The €33.8bn ($49.5bn) French pensions reserve fund (FRR) is in the process of defining a strategy on climate change that will likely include investments in cleantech funds, FRR executive board member, Antoine de Salins told delegates at the TBLI European conference in Paris last week.
The affirmation was one of a number of accounts at the TBLI conference suggesting expectations are growing for institutions to be responsible on issues such as climate change. The FRR, which is a signatory of the UN Principles on Responsible Investment, already has about €600m invested in SRI mandates with five asset managers, which it has indicated will be an initial allocation to responsible investment.
De Salins said that at a recent meeting of the world’s biggest pension funds and corporations in London there was an active discussion on environmental, social and governance (ESG) issues: The chief executive officers of the corporations present said they now spent at least 10% of their time on ESG issues. I think this demonstrates clearly that times are changing.”
Rob Lake, senior portfolio manager for ESG issues at ABP, the €218bn Dutch pension fund, said one issue that leading pension funds are encountering is a lack of suitable product in areas of sustainability that ispackaged well enough for institutions to invest in. Funds making responsible commitments, he said, were often required to spend more time researching smaller investments. As an example, he said ABP had a €20m investment in microfinance, which took the same due diligence time as for an equity fund of €250m. Asked whether ABP could be interested in partnering with third parties such as non-governmental organisations for such investment projects, Lake said the fund had already done so for investment in an €60m forestry fund run in conjunction with the Church of Sweden that will invest in tree planting projects in Mozambique: “It’s absolutely possible that we will partner up in more initiatives of this type and we would like to see more opportunities coming to us.”
Regarding the issue of whether ESG criteria could improve fund performance, Lake said ABP was starting from simple principles as it begins to screen its entire €218bn portfolio: “We are asking our portfolio managers whether ESG is useful in adding value to the portfolio, then we can work out how we can quantify and incorporate those findings if the correlation is positive.”
The amount of institutional money now invested in SRI prompted Lake to say that it was no longer a niche
discipline and that there could be a potential breach of fiduciary duty for schemes not to examine ESG issues.
Amy Muska O’Brien, director of social investing at TIAA-Cref, the $437bn US pension manager for teachers and academics said its responsible investment approach aligned it with the concerns of its members, which it had surveyed to gauge their views on the topic.
TIAA–CREF now runs more than $9.5bn in social screening, community investing and sustainable real estate funds and has a large team involved in advocacy and corporate engagement: “We believe that responsibility is crucial to our role as a long-term investor and that governance and monitoring is better for long-term returns. Our members expect it and so does society.“ESG Leaders Awards

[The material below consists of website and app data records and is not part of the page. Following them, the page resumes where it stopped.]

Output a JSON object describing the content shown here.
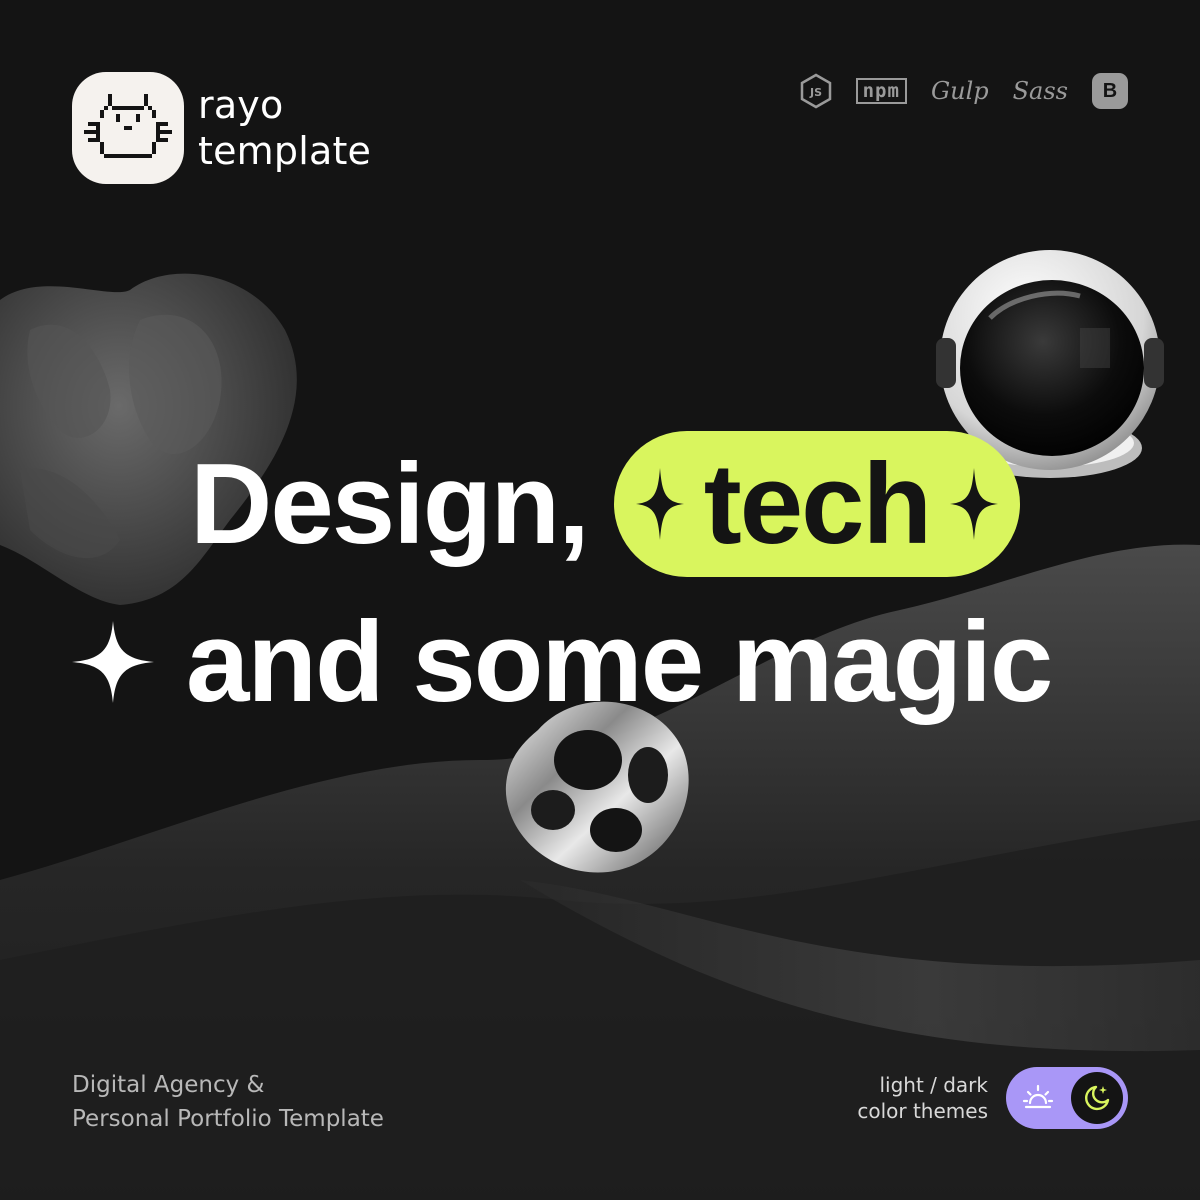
{
  "brand": {
    "line1": "rayo",
    "line2": "template",
    "logo_icon": "pixel-cat-logo",
    "logo_bg": "#f5f2ee"
  },
  "tech_stack": {
    "js_icon": "nodejs-icon",
    "npm_label": "npm",
    "gulp_label": "Gulp",
    "sass_label": "Sass",
    "bootstrap_label": "B"
  },
  "headline": {
    "word1": "Design,",
    "highlight": "tech",
    "line2": "and some magic"
  },
  "footer": {
    "tagline_line1": "Digital Agency &",
    "tagline_line2": "Personal Portfolio Template",
    "themes_line1": "light / dark",
    "themes_line2": "color themes"
  },
  "colors": {
    "background": "#141414",
    "accent_lime": "#d9f55e",
    "accent_lavender": "#a997f7",
    "text": "#ffffff",
    "muted": "#9a9a9a"
  },
  "icons": {
    "sparkle": "sparkle-icon",
    "sun": "sunrise-icon",
    "moon": "moon-icon"
  }
}
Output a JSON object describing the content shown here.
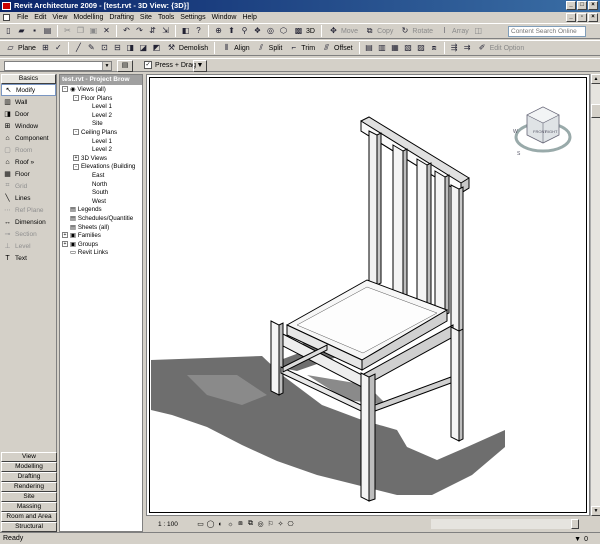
{
  "window": {
    "title": "Revit Architecture 2009 - [test.rvt - 3D View: {3D}]"
  },
  "menu": {
    "items": [
      "File",
      "Edit",
      "View",
      "Modelling",
      "Drafting",
      "Site",
      "Tools",
      "Settings",
      "Window",
      "Help"
    ]
  },
  "toolbar1": {
    "view_3d_label": "3D",
    "move_label": "Move",
    "copy_label": "Copy",
    "rotate_label": "Rotate",
    "array_label": "Array",
    "search_placeholder": "Content Search Online"
  },
  "toolbar2": {
    "plane_label": "Plane",
    "demolish_label": "Demolish",
    "align_label": "Align",
    "split_label": "Split",
    "trim_label": "Trim",
    "offset_label": "Offset",
    "edit_option_label": "Edit Option"
  },
  "options_bar": {
    "press_drag_label": "Press + Drag",
    "press_drag_checked": true
  },
  "design_bar": {
    "tabs_top": [
      "Basics"
    ],
    "items": [
      {
        "label": "Modify",
        "icon": "arrow-icon",
        "enabled": true,
        "selected": true
      },
      {
        "label": "Wall",
        "icon": "wall-icon",
        "enabled": true
      },
      {
        "label": "Door",
        "icon": "door-icon",
        "enabled": true
      },
      {
        "label": "Window",
        "icon": "window-icon",
        "enabled": true
      },
      {
        "label": "Component",
        "icon": "component-icon",
        "enabled": true
      },
      {
        "label": "Room",
        "icon": "room-icon",
        "enabled": false
      },
      {
        "label": "Roof »",
        "icon": "roof-icon",
        "enabled": true
      },
      {
        "label": "Floor",
        "icon": "floor-icon",
        "enabled": true
      },
      {
        "label": "Grid",
        "icon": "grid-icon",
        "enabled": false
      },
      {
        "label": "Lines",
        "icon": "lines-icon",
        "enabled": true
      },
      {
        "label": "Ref Plane",
        "icon": "ref-plane-icon",
        "enabled": false
      },
      {
        "label": "Dimension",
        "icon": "dimension-icon",
        "enabled": true
      },
      {
        "label": "Section",
        "icon": "section-icon",
        "enabled": false
      },
      {
        "label": "Level",
        "icon": "level-icon",
        "enabled": false
      },
      {
        "label": "Text",
        "icon": "text-icon",
        "enabled": true
      }
    ],
    "tabs_bottom": [
      "View",
      "Modelling",
      "Drafting",
      "Rendering",
      "Site",
      "Massing",
      "Room and Area",
      "Structural"
    ]
  },
  "project_browser": {
    "title": "test.rvt - Project Brow",
    "tree": [
      {
        "label": "Views (all)",
        "level": 0,
        "expander": "-",
        "icon": "eye"
      },
      {
        "label": "Floor Plans",
        "level": 1,
        "expander": "-"
      },
      {
        "label": "Level 1",
        "level": 2
      },
      {
        "label": "Level 2",
        "level": 2
      },
      {
        "label": "Site",
        "level": 2
      },
      {
        "label": "Ceiling Plans",
        "level": 1,
        "expander": "-"
      },
      {
        "label": "Level 1",
        "level": 2
      },
      {
        "label": "Level 2",
        "level": 2
      },
      {
        "label": "3D Views",
        "level": 1,
        "expander": "+"
      },
      {
        "label": "Elevations (Building",
        "level": 1,
        "expander": "-"
      },
      {
        "label": "East",
        "level": 2
      },
      {
        "label": "North",
        "level": 2
      },
      {
        "label": "South",
        "level": 2
      },
      {
        "label": "West",
        "level": 2
      },
      {
        "label": "Legends",
        "level": 0,
        "icon": "sheet"
      },
      {
        "label": "Schedules/Quantitie",
        "level": 0,
        "icon": "sheet"
      },
      {
        "label": "Sheets (all)",
        "level": 0,
        "icon": "sheet"
      },
      {
        "label": "Families",
        "level": 0,
        "expander": "+",
        "icon": "folder"
      },
      {
        "label": "Groups",
        "level": 0,
        "expander": "+",
        "icon": "folder"
      },
      {
        "label": "Revit Links",
        "level": 0,
        "icon": "link"
      }
    ]
  },
  "viewcube": {
    "faces": [
      "FRONT",
      "RIGHT"
    ],
    "compass": [
      "W",
      "S"
    ]
  },
  "view_control": {
    "scale": "1 : 100"
  },
  "status": {
    "text": "Ready",
    "filter_count": "0"
  }
}
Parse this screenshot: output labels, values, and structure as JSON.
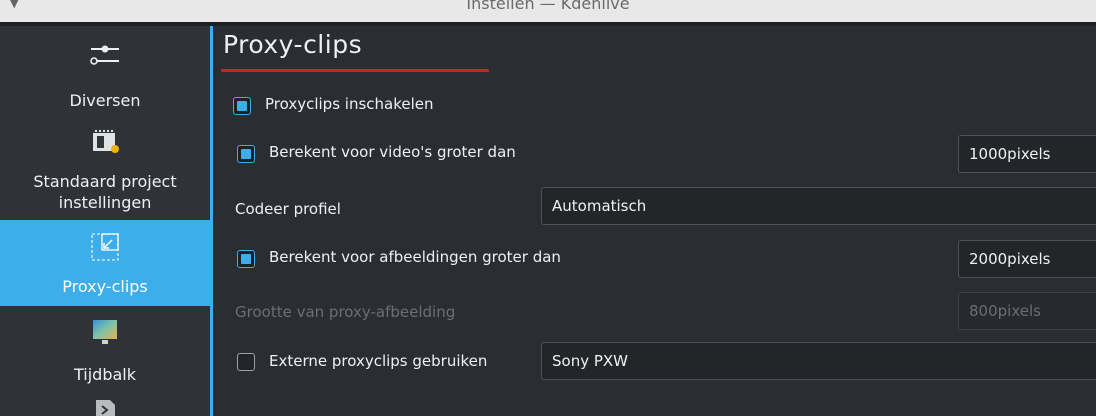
{
  "window": {
    "title": "Instellen — Kdenlive"
  },
  "sidebar": {
    "items": [
      {
        "label": "Diversen",
        "icon": "sliders-icon"
      },
      {
        "label": "Standaard project instellingen",
        "line1": "Standaard project",
        "line2": "instellingen",
        "icon": "film-project-icon"
      },
      {
        "label": "Proxy-clips",
        "icon": "proxy-resize-icon",
        "active": true
      },
      {
        "label": "Tijdbalk",
        "icon": "monitor-icon"
      },
      {
        "label": "",
        "icon": "capture-icon"
      }
    ]
  },
  "main": {
    "title": "Proxy-clips",
    "enable_proxy": {
      "label": "Proxyclips inschakelen",
      "checked": true
    },
    "video_larger": {
      "label": "Berekent voor video's groter dan",
      "checked": true,
      "value": "1000pixels"
    },
    "encoding_profile": {
      "label": "Codeer profiel",
      "value": "Automatisch"
    },
    "images_larger": {
      "label": "Berekent voor afbeeldingen groter dan",
      "checked": true,
      "value": "2000pixels"
    },
    "proxy_image_size": {
      "label": "Grootte van proxy-afbeelding",
      "value": "800pixels",
      "disabled": true
    },
    "external_proxy": {
      "label": "Externe proxyclips gebruiken",
      "checked": false,
      "value": "Sony PXW"
    }
  },
  "colors": {
    "accent": "#3daee9",
    "underline": "#da1e1e",
    "background": "#2a2e32",
    "sidebar": "#2f3337"
  }
}
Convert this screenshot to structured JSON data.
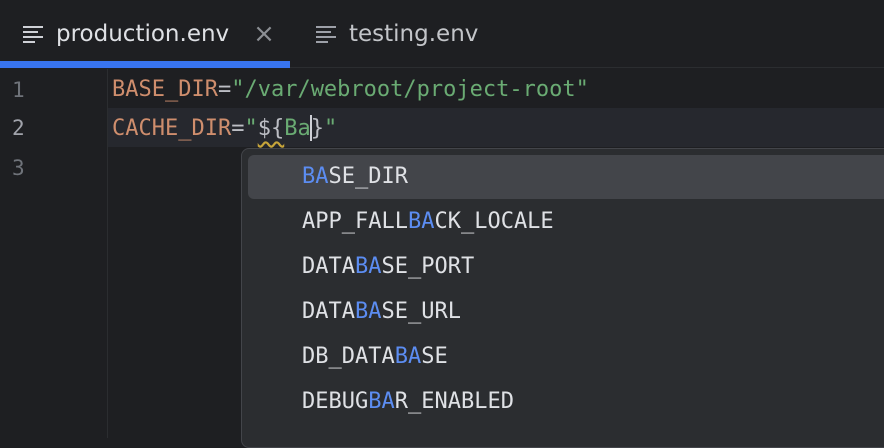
{
  "tabs": [
    {
      "label": "production.env",
      "icon": "text-file-icon",
      "active": true,
      "close": "×"
    },
    {
      "label": "testing.env",
      "icon": "text-file-icon",
      "active": false
    }
  ],
  "editor": {
    "line_numbers": [
      "1",
      "2",
      "3"
    ],
    "lines": [
      {
        "key": "BASE_DIR",
        "eq": "=",
        "value": "\"/var/webroot/project-root\""
      },
      {
        "key": "CACHE_DIR",
        "eq": "=",
        "q1": "\"",
        "tpl": "${",
        "typed": "Ba",
        "brace": "}",
        "q2": "\""
      }
    ]
  },
  "completion": {
    "items": [
      {
        "pre": "",
        "match": "BA",
        "post": "SE_DIR",
        "selected": true
      },
      {
        "pre": "APP_FALL",
        "match": "BA",
        "post": "CK_LOCALE"
      },
      {
        "pre": "DATA",
        "match": "BA",
        "post": "SE_PORT"
      },
      {
        "pre": "DATA",
        "match": "BA",
        "post": "SE_URL"
      },
      {
        "pre": "DB_DATA",
        "match": "BA",
        "post": "SE"
      },
      {
        "pre": "DEBUG",
        "match": "BA",
        "post": "R_ENABLED"
      }
    ]
  },
  "colors": {
    "accent": "#3874f0",
    "match_highlight": "#5c8df2",
    "key": "#cf8e6d",
    "string": "#6aab73"
  }
}
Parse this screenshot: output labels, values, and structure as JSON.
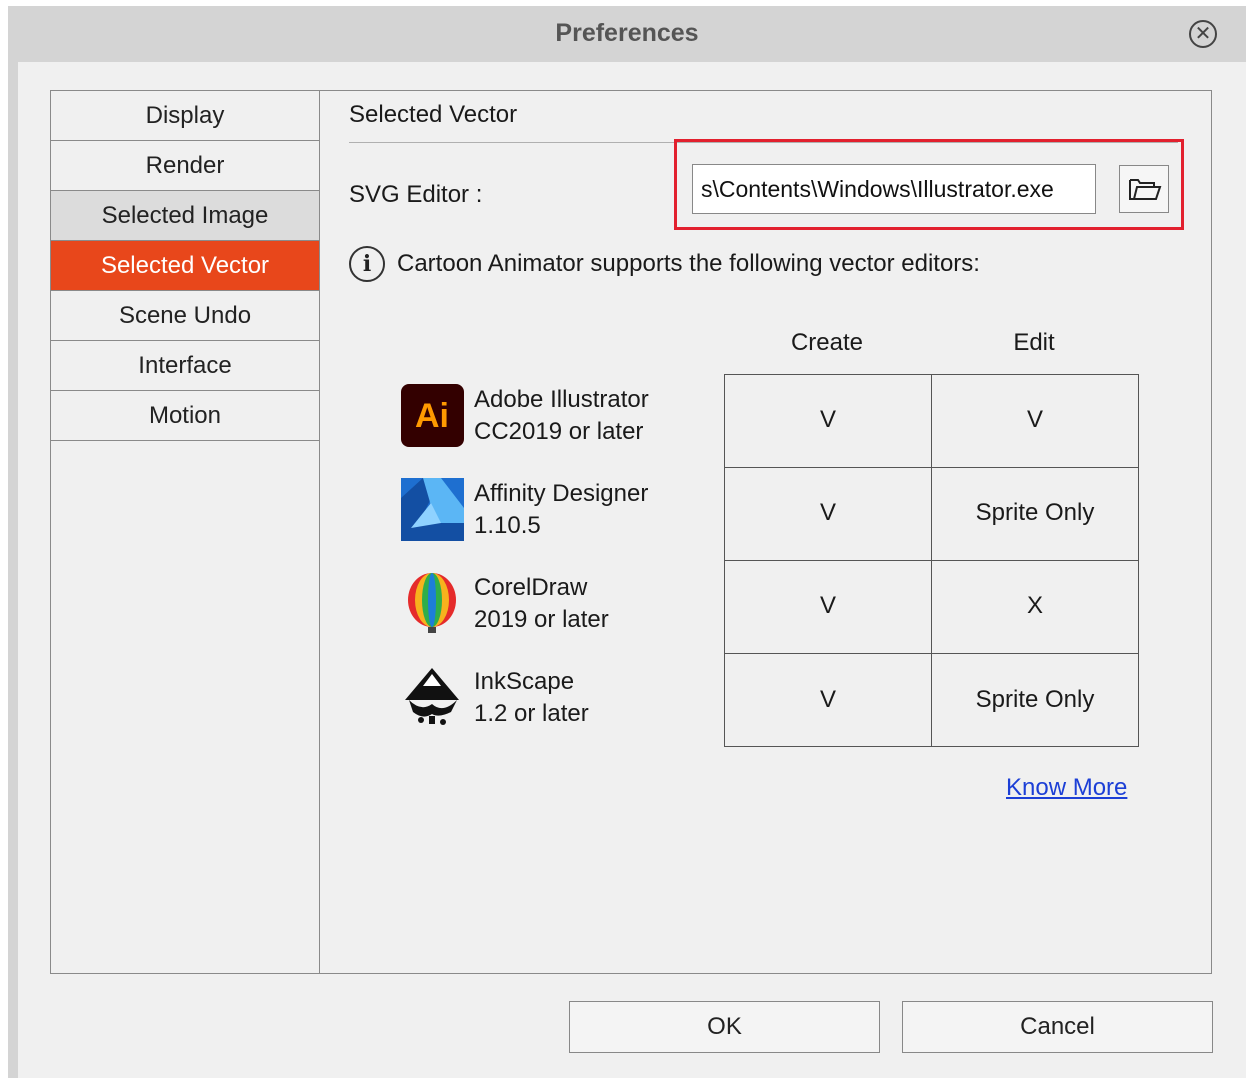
{
  "window": {
    "title": "Preferences"
  },
  "sidebar": {
    "items": [
      {
        "label": "Display",
        "state": "normal"
      },
      {
        "label": "Render",
        "state": "normal"
      },
      {
        "label": "Selected Image",
        "state": "hover"
      },
      {
        "label": "Selected Vector",
        "state": "active"
      },
      {
        "label": "Scene Undo",
        "state": "normal"
      },
      {
        "label": "Interface",
        "state": "normal"
      },
      {
        "label": "Motion",
        "state": "normal"
      }
    ]
  },
  "content": {
    "section_title": "Selected Vector",
    "svg_editor_label": "SVG Editor :",
    "svg_editor_path": "s\\Contents\\Windows\\Illustrator.exe",
    "info_text": "Cartoon Animator supports the following vector editors:",
    "columns": [
      "Create",
      "Edit"
    ],
    "editors": [
      {
        "name_line1": "Adobe Illustrator",
        "name_line2": "CC2019 or later",
        "create": "V",
        "edit": "V",
        "icon": "adobe-illustrator-icon"
      },
      {
        "name_line1": "Affinity Designer",
        "name_line2": "1.10.5",
        "create": "V",
        "edit": "Sprite Only",
        "icon": "affinity-designer-icon"
      },
      {
        "name_line1": "CorelDraw",
        "name_line2": "2019 or later",
        "create": "V",
        "edit": "X",
        "icon": "coreldraw-icon"
      },
      {
        "name_line1": "InkScape",
        "name_line2": "1.2 or later",
        "create": "V",
        "edit": "Sprite Only",
        "icon": "inkscape-icon"
      }
    ],
    "know_more": "Know More"
  },
  "buttons": {
    "ok": "OK",
    "cancel": "Cancel"
  },
  "colors": {
    "accent": "#e8471b",
    "highlight_border": "#e2202e",
    "link": "#1c3fd6"
  }
}
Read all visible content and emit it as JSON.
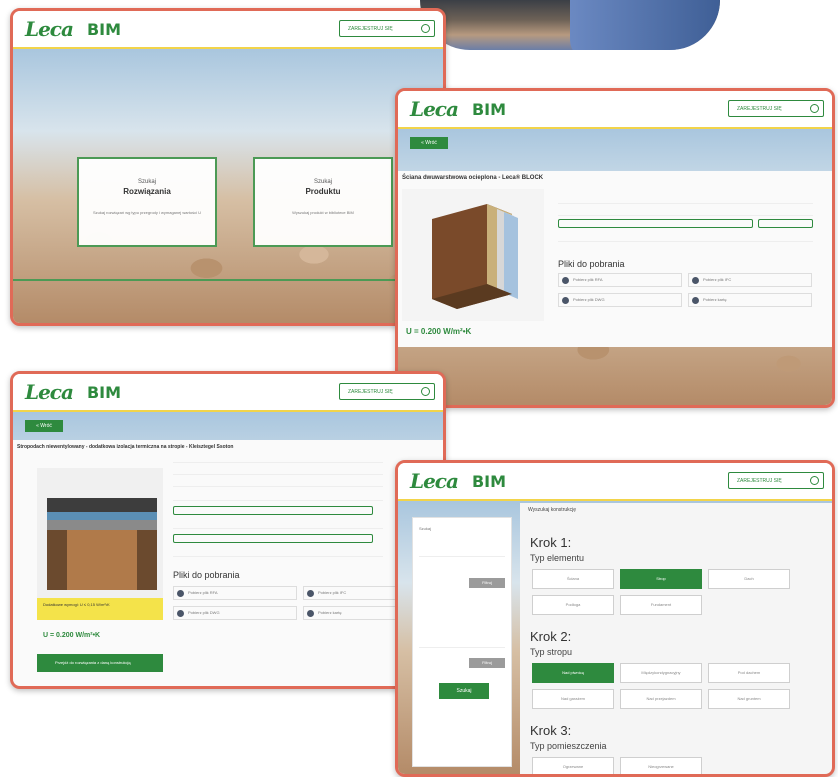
{
  "header": {
    "logo": "Leca",
    "product": "BIM",
    "register_button": "ZAREJESTRUJ SIĘ"
  },
  "shot1": {
    "cards": [
      {
        "kicker": "Szukaj",
        "title": "Rozwiązania",
        "desc": "Szukaj rozwiązań wg typu przegrody i wymaganej wartości U"
      },
      {
        "kicker": "Szukaj",
        "title": "Produktu",
        "desc": "Wyszukaj produkt w bibliotece BIM"
      }
    ]
  },
  "shot2": {
    "back": "« Wróć",
    "title": "Ściana dwuwarstwowa ocieplona - Leca® BLOCK",
    "u_value": "U = 0.200 W/m²•K",
    "files_heading": "Pliki do pobrania",
    "downloads": [
      "Pobierz plik RFA",
      "Pobierz plik IFC",
      "Pobierz plik DWG",
      "Pobierz kartę"
    ]
  },
  "shot3": {
    "back": "« Wróć",
    "title": "Stropodach niewentylowany - dodatkowa izolacja termiczna na stropie - Kleisztegel Ssoton",
    "yellow_note": "Dodatkowe wymogi: U ≤ 0,15 W/m²•K",
    "u_value": "U = 0.200 W/m²•K",
    "cta": "Przejdź do rozwiązania z daną konstrukcją",
    "files_heading": "Pliki do pobrania",
    "downloads": [
      "Pobierz plik RFA",
      "Pobierz plik IFC",
      "Pobierz plik DWG",
      "Pobierz kartę"
    ]
  },
  "shot4": {
    "tab_label": "Wyszukaj konstrukcję",
    "sidebar_search": "Szukaj",
    "sidebar_btn": "Filtruj",
    "steps": [
      {
        "krok": "Krok 1:",
        "typ": "Typ elementu",
        "options": [
          "Ściana",
          "Strop",
          "Dach",
          "Podłoga",
          "Fundament"
        ]
      },
      {
        "krok": "Krok 2:",
        "typ": "Typ stropu",
        "options": [
          "Nad piwnicą",
          "Międzykondygnacyjny",
          "Pod dachem",
          "Nad garażem",
          "Nad przejazdem",
          "Nad gruntem"
        ]
      },
      {
        "krok": "Krok 3:",
        "typ": "Typ pomieszczenia",
        "options": [
          "Ogrzewane",
          "Nieogrzewane"
        ]
      }
    ]
  },
  "colors": {
    "brand_green": "#2e8a3e",
    "accent_yellow": "#f2d44a",
    "frame_red": "#e06a57"
  }
}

The TBLI Paris conference was the venue for the first ESG leaders awards produced in conjunction with IPE Magazine.
The winner for the best ESG investor was the UK’s Environment Agency Pension Fund for its €2.15bn ESG overlay strategy, which since its inception in 2005 has produced above benchmark performance.
F&C Asset Management won the award for Best Asset Manager Investing in ESG, while Goldman Sachs won the award for most innovative development related to ESG for its Environmental Policy Framework. The award for best research company went to Innovest Strategic Value Advisors, while KLD Research & Analytics won the award for outstanding contribution to ESG.